■ What the exercise asks:
An exact restatement of every record is required.

Records drawn from a dataset
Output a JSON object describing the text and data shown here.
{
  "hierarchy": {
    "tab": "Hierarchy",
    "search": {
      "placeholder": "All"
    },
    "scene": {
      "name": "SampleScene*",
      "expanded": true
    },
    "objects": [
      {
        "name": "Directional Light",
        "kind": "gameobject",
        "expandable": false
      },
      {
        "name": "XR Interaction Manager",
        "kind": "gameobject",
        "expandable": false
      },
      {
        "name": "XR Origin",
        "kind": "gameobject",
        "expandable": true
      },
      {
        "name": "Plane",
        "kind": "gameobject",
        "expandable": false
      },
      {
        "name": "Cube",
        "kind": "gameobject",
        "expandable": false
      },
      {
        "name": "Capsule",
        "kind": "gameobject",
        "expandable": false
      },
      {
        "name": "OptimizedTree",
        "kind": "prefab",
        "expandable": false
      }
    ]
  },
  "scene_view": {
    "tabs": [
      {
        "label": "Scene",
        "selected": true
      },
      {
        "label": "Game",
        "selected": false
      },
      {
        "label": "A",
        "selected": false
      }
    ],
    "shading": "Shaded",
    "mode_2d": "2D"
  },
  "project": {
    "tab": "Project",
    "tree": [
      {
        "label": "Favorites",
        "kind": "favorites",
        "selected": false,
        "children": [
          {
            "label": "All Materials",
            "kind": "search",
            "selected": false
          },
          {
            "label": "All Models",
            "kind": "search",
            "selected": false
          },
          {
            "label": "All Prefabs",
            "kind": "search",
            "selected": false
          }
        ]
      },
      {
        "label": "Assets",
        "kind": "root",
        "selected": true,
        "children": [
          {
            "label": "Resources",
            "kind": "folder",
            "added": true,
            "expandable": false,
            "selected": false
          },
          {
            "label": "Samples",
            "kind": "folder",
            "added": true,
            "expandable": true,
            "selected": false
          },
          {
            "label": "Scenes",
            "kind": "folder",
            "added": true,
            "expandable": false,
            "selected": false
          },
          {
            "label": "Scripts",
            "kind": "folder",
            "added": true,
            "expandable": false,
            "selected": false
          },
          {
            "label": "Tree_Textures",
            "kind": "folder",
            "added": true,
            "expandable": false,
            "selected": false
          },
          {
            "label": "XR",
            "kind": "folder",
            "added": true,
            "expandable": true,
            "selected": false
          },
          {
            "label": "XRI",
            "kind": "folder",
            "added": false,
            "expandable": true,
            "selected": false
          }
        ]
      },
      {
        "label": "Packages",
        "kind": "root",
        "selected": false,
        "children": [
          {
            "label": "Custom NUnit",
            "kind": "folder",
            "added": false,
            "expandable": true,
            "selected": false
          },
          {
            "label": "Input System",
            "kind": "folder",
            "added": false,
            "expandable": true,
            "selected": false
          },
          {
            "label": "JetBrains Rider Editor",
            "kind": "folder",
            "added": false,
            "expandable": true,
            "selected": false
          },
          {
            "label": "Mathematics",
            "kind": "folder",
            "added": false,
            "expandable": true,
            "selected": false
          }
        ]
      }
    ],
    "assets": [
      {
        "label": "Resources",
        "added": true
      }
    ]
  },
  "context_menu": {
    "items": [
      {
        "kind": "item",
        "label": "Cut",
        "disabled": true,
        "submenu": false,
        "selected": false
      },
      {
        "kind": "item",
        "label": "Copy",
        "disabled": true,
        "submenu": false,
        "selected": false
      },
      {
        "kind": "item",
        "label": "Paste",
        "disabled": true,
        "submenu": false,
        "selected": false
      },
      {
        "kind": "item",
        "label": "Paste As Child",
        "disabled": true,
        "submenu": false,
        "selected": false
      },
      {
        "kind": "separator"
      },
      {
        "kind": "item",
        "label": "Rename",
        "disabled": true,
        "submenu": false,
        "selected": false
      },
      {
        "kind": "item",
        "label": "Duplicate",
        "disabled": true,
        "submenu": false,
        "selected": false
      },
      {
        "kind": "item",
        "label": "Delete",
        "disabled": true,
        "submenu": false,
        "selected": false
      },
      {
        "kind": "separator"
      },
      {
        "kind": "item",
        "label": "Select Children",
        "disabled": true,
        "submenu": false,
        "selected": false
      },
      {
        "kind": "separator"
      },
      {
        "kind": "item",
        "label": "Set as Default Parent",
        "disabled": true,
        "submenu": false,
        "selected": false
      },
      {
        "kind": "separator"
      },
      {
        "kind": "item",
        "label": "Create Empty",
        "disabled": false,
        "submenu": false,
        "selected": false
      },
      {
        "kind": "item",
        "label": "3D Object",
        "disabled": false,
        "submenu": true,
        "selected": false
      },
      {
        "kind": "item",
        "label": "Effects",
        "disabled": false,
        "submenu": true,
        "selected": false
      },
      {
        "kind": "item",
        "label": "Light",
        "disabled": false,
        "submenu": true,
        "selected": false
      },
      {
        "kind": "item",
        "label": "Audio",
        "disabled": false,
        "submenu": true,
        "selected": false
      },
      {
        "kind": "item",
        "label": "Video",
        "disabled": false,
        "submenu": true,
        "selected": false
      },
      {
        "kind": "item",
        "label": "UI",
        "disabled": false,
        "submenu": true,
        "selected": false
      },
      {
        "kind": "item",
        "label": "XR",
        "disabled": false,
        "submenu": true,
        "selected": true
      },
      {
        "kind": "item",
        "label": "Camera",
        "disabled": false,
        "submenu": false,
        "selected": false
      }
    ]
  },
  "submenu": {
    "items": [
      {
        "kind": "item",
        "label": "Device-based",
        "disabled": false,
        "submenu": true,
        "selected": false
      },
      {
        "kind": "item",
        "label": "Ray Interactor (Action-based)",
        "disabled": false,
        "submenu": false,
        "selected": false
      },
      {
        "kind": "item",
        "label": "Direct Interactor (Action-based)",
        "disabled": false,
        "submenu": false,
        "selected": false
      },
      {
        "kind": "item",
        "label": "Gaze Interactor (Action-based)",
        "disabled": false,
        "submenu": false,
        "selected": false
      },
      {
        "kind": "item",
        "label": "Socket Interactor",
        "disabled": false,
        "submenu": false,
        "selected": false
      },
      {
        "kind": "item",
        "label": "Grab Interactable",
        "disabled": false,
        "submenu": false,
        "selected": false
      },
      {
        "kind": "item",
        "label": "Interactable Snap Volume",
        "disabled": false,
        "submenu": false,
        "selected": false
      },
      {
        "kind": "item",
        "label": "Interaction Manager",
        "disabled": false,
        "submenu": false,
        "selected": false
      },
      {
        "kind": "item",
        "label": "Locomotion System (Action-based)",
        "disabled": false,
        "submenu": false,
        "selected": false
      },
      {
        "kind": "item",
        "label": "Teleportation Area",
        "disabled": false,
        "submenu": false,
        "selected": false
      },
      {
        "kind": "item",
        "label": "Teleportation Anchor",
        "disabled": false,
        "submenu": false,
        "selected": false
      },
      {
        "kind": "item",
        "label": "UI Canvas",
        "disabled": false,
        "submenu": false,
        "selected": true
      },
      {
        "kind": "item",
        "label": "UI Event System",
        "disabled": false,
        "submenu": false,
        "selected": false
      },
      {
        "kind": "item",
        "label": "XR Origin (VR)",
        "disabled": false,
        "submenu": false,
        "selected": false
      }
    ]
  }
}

■ Result of this exercise:
Output a JSON object describing the text and data shown here.
{
  "hierarchy": {
    "tab": "Hierarchy",
    "search": {
      "placeholder": "All"
    },
    "scene": {
      "name": "SampleScene*",
      "expanded": true
    },
    "objects": [
      {
        "name": "Directional Light",
        "kind": "gameobject",
        "expandable": false
      },
      {
        "name": "XR Interaction Manager",
        "kind": "gameobject",
        "expandable": false
      },
      {
        "name": "XR Origin",
        "kind": "gameobject",
        "expandable": true
      },
      {
        "name": "Plane",
        "kind": "gameobject",
        "expandable": false
      },
      {
        "name": "Cube",
        "kind": "gameobject",
        "expandable": false
      },
      {
        "name": "Capsule",
        "kind": "gameobject",
        "expandable": false
      },
      {
        "name": "OptimizedTree",
        "kind": "prefab",
        "expandable": false
      }
    ]
  },
  "scene_view": {
    "tabs": [
      {
        "label": "Scene",
        "selected": true
      },
      {
        "label": "Game",
        "selected": false
      },
      {
        "label": "A",
        "selected": false
      }
    ],
    "shading": "Shaded",
    "mode_2d": "2D"
  },
  "project": {
    "tab": "Project",
    "tree": [
      {
        "label": "Favorites",
        "kind": "favorites",
        "selected": false,
        "children": [
          {
            "label": "All Materials",
            "kind": "search",
            "selected": false
          },
          {
            "label": "All Models",
            "kind": "search",
            "selected": false
          },
          {
            "label": "All Prefabs",
            "kind": "search",
            "selected": false
          }
        ]
      },
      {
        "label": "Assets",
        "kind": "root",
        "selected": true,
        "children": [
          {
            "label": "Resources",
            "kind": "folder",
            "added": true,
            "expandable": false,
            "selected": false
          },
          {
            "label": "Samples",
            "kind": "folder",
            "added": true,
            "expandable": true,
            "selected": false
          },
          {
            "label": "Scenes",
            "kind": "folder",
            "added": true,
            "expandable": false,
            "selected": false
          },
          {
            "label": "Scripts",
            "kind": "folder",
            "added": true,
            "expandable": false,
            "selected": false
          },
          {
            "label": "Tree_Textures",
            "kind": "folder",
            "added": true,
            "expandable": false,
            "selected": false
          },
          {
            "label": "XR",
            "kind": "folder",
            "added": true,
            "expandable": true,
            "selected": false
          },
          {
            "label": "XRI",
            "kind": "folder",
            "added": false,
            "expandable": true,
            "selected": false
          }
        ]
      },
      {
        "label": "Packages",
        "kind": "root",
        "selected": false,
        "children": [
          {
            "label": "Custom NUnit",
            "kind": "folder",
            "added": false,
            "expandable": true,
            "selected": false
          },
          {
            "label": "Input System",
            "kind": "folder",
            "added": false,
            "expandable": true,
            "selected": false
          },
          {
            "label": "JetBrains Rider Editor",
            "kind": "folder",
            "added": false,
            "expandable": true,
            "selected": false
          },
          {
            "label": "Mathematics",
            "kind": "folder",
            "added": false,
            "expandable": true,
            "selected": false
          }
        ]
      }
    ],
    "assets": [
      {
        "label": "Resources",
        "added": true
      }
    ]
  },
  "context_menu": {
    "items": [
      {
        "kind": "item",
        "label": "Cut",
        "disabled": true,
        "submenu": false,
        "selected": false
      },
      {
        "kind": "item",
        "label": "Copy",
        "disabled": true,
        "submenu": false,
        "selected": false
      },
      {
        "kind": "item",
        "label": "Paste",
        "disabled": true,
        "submenu": false,
        "selected": false
      },
      {
        "kind": "item",
        "label": "Paste As Child",
        "disabled": true,
        "submenu": false,
        "selected": false
      },
      {
        "kind": "separator"
      },
      {
        "kind": "item",
        "label": "Rename",
        "disabled": true,
        "submenu": false,
        "selected": false
      },
      {
        "kind": "item",
        "label": "Duplicate",
        "disabled": true,
        "submenu": false,
        "selected": false
      },
      {
        "kind": "item",
        "label": "Delete",
        "disabled": true,
        "submenu": false,
        "selected": false
      },
      {
        "kind": "separator"
      },
      {
        "kind": "item",
        "label": "Select Children",
        "disabled": true,
        "submenu": false,
        "selected": false
      },
      {
        "kind": "separator"
      },
      {
        "kind": "item",
        "label": "Set as Default Parent",
        "disabled": true,
        "submenu": false,
        "selected": false
      },
      {
        "kind": "separator"
      },
      {
        "kind": "item",
        "label": "Create Empty",
        "disabled": false,
        "submenu": false,
        "selected": false
      },
      {
        "kind": "item",
        "label": "3D Object",
        "disabled": false,
        "submenu": true,
        "selected": false
      },
      {
        "kind": "item",
        "label": "Effects",
        "disabled": false,
        "submenu": true,
        "selected": false
      },
      {
        "kind": "item",
        "label": "Light",
        "disabled": false,
        "submenu": true,
        "selected": false
      },
      {
        "kind": "item",
        "label": "Audio",
        "disabled": false,
        "submenu": true,
        "selected": false
      },
      {
        "kind": "item",
        "label": "Video",
        "disabled": false,
        "submenu": true,
        "selected": false
      },
      {
        "kind": "item",
        "label": "UI",
        "disabled": false,
        "submenu": true,
        "selected": false
      },
      {
        "kind": "item",
        "label": "XR",
        "disabled": false,
        "submenu": true,
        "selected": true
      },
      {
        "kind": "item",
        "label": "Camera",
        "disabled": false,
        "submenu": false,
        "selected": false
      }
    ]
  },
  "submenu": {
    "items": [
      {
        "kind": "item",
        "label": "Device-based",
        "disabled": false,
        "submenu": true,
        "selected": false
      },
      {
        "kind": "item",
        "label": "Ray Interactor (Action-based)",
        "disabled": false,
        "submenu": false,
        "selected": false
      },
      {
        "kind": "item",
        "label": "Direct Interactor (Action-based)",
        "disabled": false,
        "submenu": false,
        "selected": false
      },
      {
        "kind": "item",
        "label": "Gaze Interactor (Action-based)",
        "disabled": false,
        "submenu": false,
        "selected": false
      },
      {
        "kind": "item",
        "label": "Socket Interactor",
        "disabled": false,
        "submenu": false,
        "selected": false
      },
      {
        "kind": "item",
        "label": "Grab Interactable",
        "disabled": false,
        "submenu": false,
        "selected": false
      },
      {
        "kind": "item",
        "label": "Interactable Snap Volume",
        "disabled": false,
        "submenu": false,
        "selected": false
      },
      {
        "kind": "item",
        "label": "Interaction Manager",
        "disabled": false,
        "submenu": false,
        "selected": false
      },
      {
        "kind": "item",
        "label": "Locomotion System (Action-based)",
        "disabled": false,
        "submenu": false,
        "selected": false
      },
      {
        "kind": "item",
        "label": "Teleportation Area",
        "disabled": false,
        "submenu": false,
        "selected": false
      },
      {
        "kind": "item",
        "label": "Teleportation Anchor",
        "disabled": false,
        "submenu": false,
        "selected": false
      },
      {
        "kind": "item",
        "label": "UI Canvas",
        "disabled": false,
        "submenu": false,
        "selected": true
      },
      {
        "kind": "item",
        "label": "UI Event System",
        "disabled": false,
        "submenu": false,
        "selected": false
      },
      {
        "kind": "item",
        "label": "XR Origin (VR)",
        "disabled": false,
        "submenu": false,
        "selected": false
      }
    ]
  }
}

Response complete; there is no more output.